Mamiya 200 APO f/8 1/4000 ISO 800
Shot handheld and cropped

Mamiya 200 APO f/8 1/4000 ISO 800
Shot handheld and cropped

Mamiya 200 APO f/8 1/4000 ISO 800
Shot handheld and cropped
 

Spending so much time shooting hummingbirds with the Fujifilm GFX 50s medium format system has taught me that this is a very capable system.  I found the Fujifilm 50s to be light weight enough to handhold for several minutes at a time and using a lens adaptor more than capable of providing the reach.  While I would prefer to use the GF120mm the Mamiya 200 APO comes in a very close second.  The Schneider LS 240 works well however I don’t see me using it nearly as much mainly due to the extra weight.

One of the main reason for testing on such small subjects is that when a larger one happens along it makes it easier.  

Mamiya 200 APO f/8 1/4000 ISO 2000
 
The following is the result of 3-files merged for focus using the GF 120mm.  The files were all shot handheld in a burst mode f/10 1/4000 ISO 3200.  This is just an example of how you might use a burst mode on the GFX50s to capture something that caught your eye.
 
While I was busy testing I also took delivery of the new GF23mm.  I plan on using this later this month while visiting Buffalo NY.  The following are the only sample images I’ve produced so far. 

f/4 0.4 seconds ISO 100
Shot on tripod
 
Just a quick note of the 23mm.  I like it.  What I plan on doing is slowing down and being more careful with the focus.  While the edges looks good I feel that with proper aperture and focusing they will become even better.
We’ve covered using the Fujifilm GFX 50s shooting one of the smallest and fastest birds with success.
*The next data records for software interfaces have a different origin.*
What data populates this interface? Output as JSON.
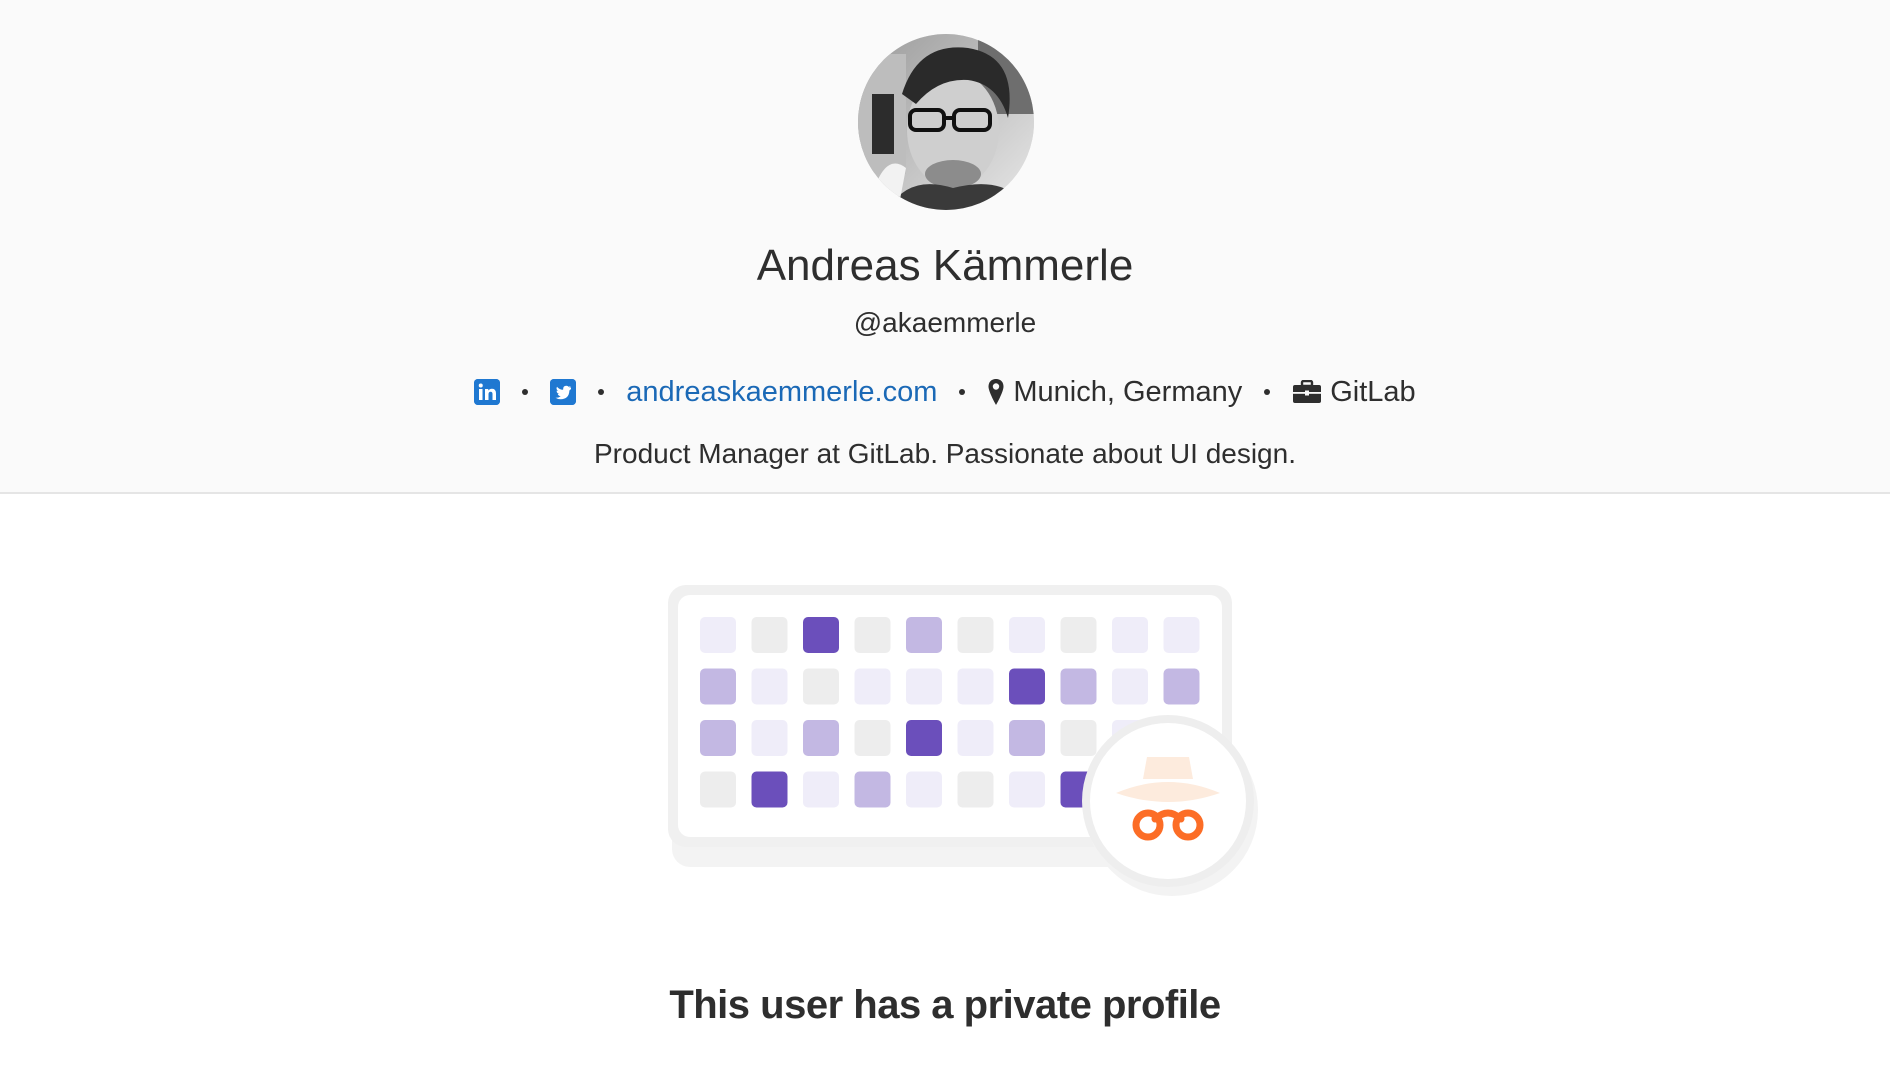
{
  "profile": {
    "name": "Andreas Kämmerle",
    "username": "@akaemmerle",
    "website": "andreaskaemmerle.com",
    "location": "Munich, Germany",
    "organization": "GitLab",
    "bio": "Product Manager at GitLab. Passionate about UI design.",
    "avatar_icon": "avatar-photo"
  },
  "social": {
    "linkedin_icon": "linkedin-icon",
    "twitter_icon": "twitter-icon"
  },
  "meta_icons": {
    "location": "map-marker-icon",
    "organization": "briefcase-icon"
  },
  "colors": {
    "link": "#1b69b6",
    "social_blue": "#1f78d1",
    "activity_dark": "#6b4fbb",
    "activity_mid": "#c3b8e3",
    "activity_light": "#efedf9",
    "activity_empty": "#ededed",
    "incognito_orange": "#fc6d26",
    "incognito_hat": "#fdebdd"
  },
  "empty_state": {
    "title": "This user has a private profile"
  }
}
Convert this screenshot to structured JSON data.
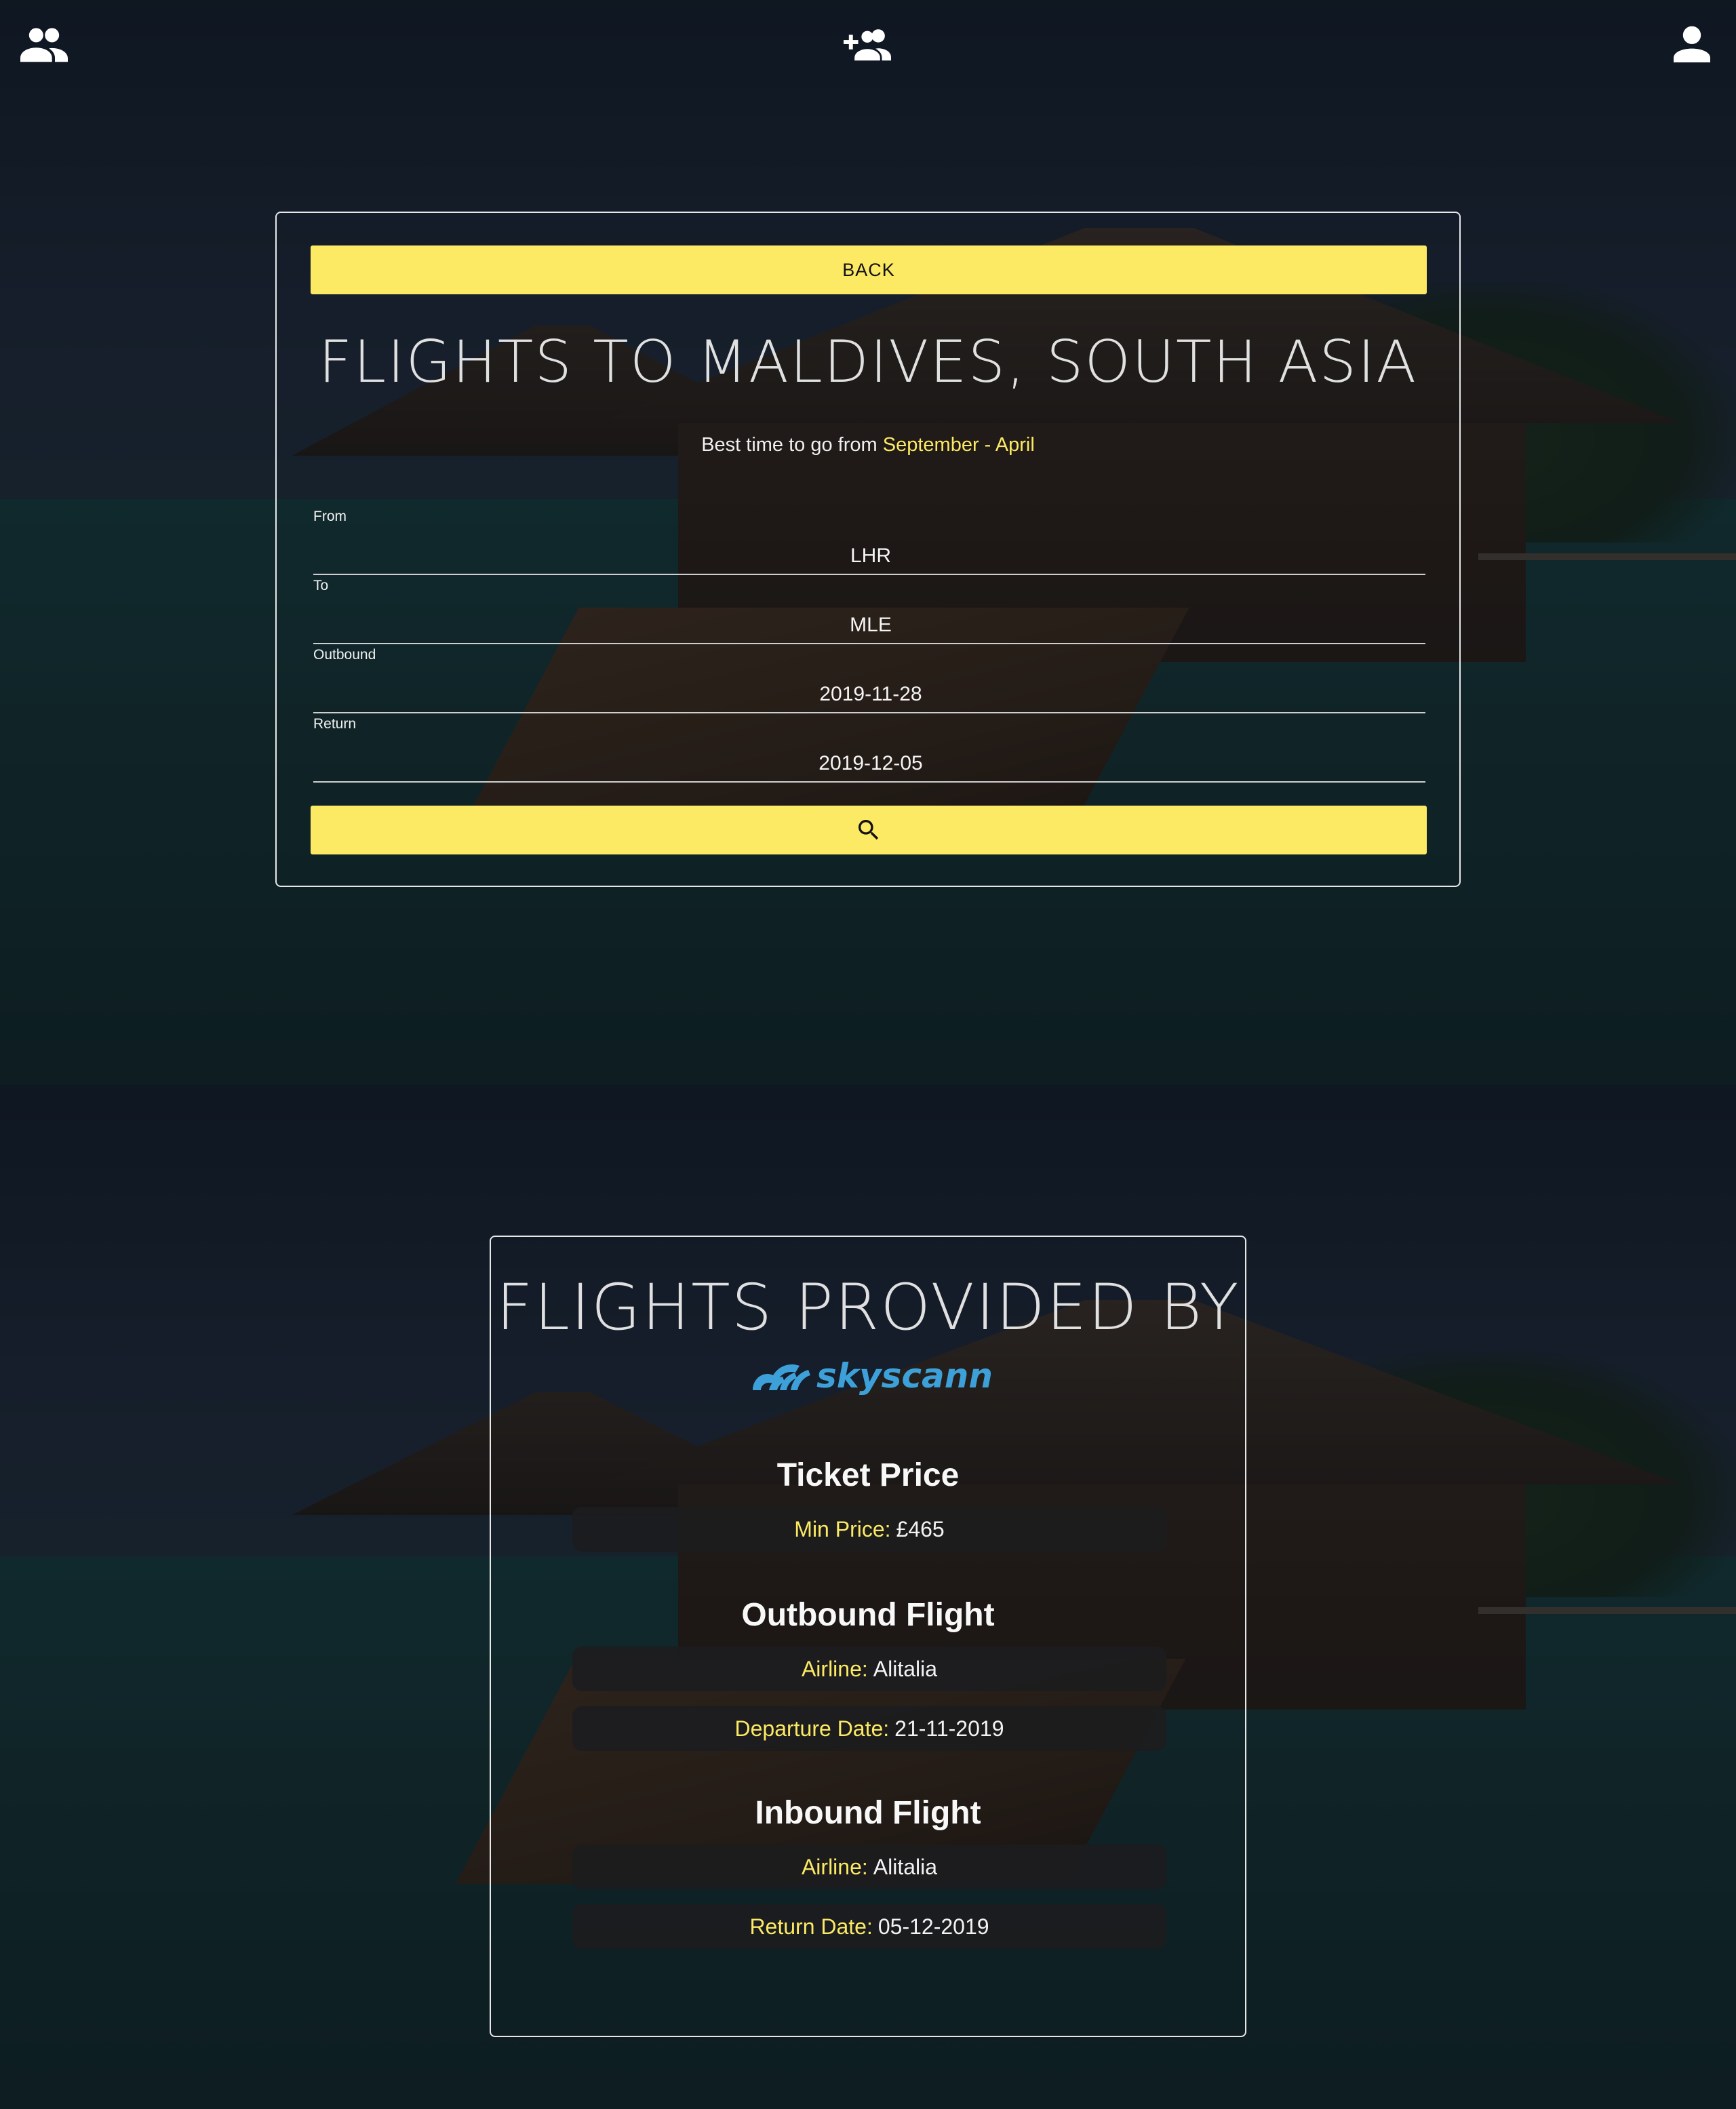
{
  "nav": {
    "left_icon": "group-icon",
    "center_icon": "add-group-icon",
    "right_icon": "person-icon"
  },
  "search": {
    "back_label": "BACK",
    "title": "FLIGHTS TO MALDIVES, SOUTH ASIA",
    "best_time_prefix": "Best time to go from",
    "best_time_range": "September - April",
    "fields": {
      "from": {
        "label": "From",
        "value": "LHR"
      },
      "to": {
        "label": "To",
        "value": "MLE"
      },
      "outbound": {
        "label": "Outbound",
        "value": "2019-11-28"
      },
      "return": {
        "label": "Return",
        "value": "2019-12-05"
      }
    },
    "search_icon": "search-icon"
  },
  "results": {
    "title": "FLIGHTS PROVIDED BY",
    "logo_text": "skyscanner",
    "ticket": {
      "heading": "Ticket Price",
      "min_price_label": "Min Price:",
      "min_price_value": "£465"
    },
    "outbound": {
      "heading": "Outbound Flight",
      "airline_label": "Airline:",
      "airline_value": "Alitalia",
      "date_label": "Departure Date:",
      "date_value": "21-11-2019"
    },
    "inbound": {
      "heading": "Inbound Flight",
      "airline_label": "Airline:",
      "airline_value": "Alitalia",
      "date_label": "Return Date:",
      "date_value": "05-12-2019"
    }
  },
  "colors": {
    "accent": "#fcea64",
    "button_bg": "#fcea64",
    "skyscanner_blue": "#3ea0d8"
  }
}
I’ve come to like the GF120mm both as a distance and macro lens. I’ve also learned that while I can use the Schneider LS 240 lens I much prefer the older Mamiya 200 APO.  And lastly, the new GF 23mm appears to be another keeper and looking forward to using it.
Thank you as always for allowing me to share.  Please let me know if you have any questions, concerns or suggestions.  Please also let me know if I can clarify anything I’ve discussed here.
 
 
Don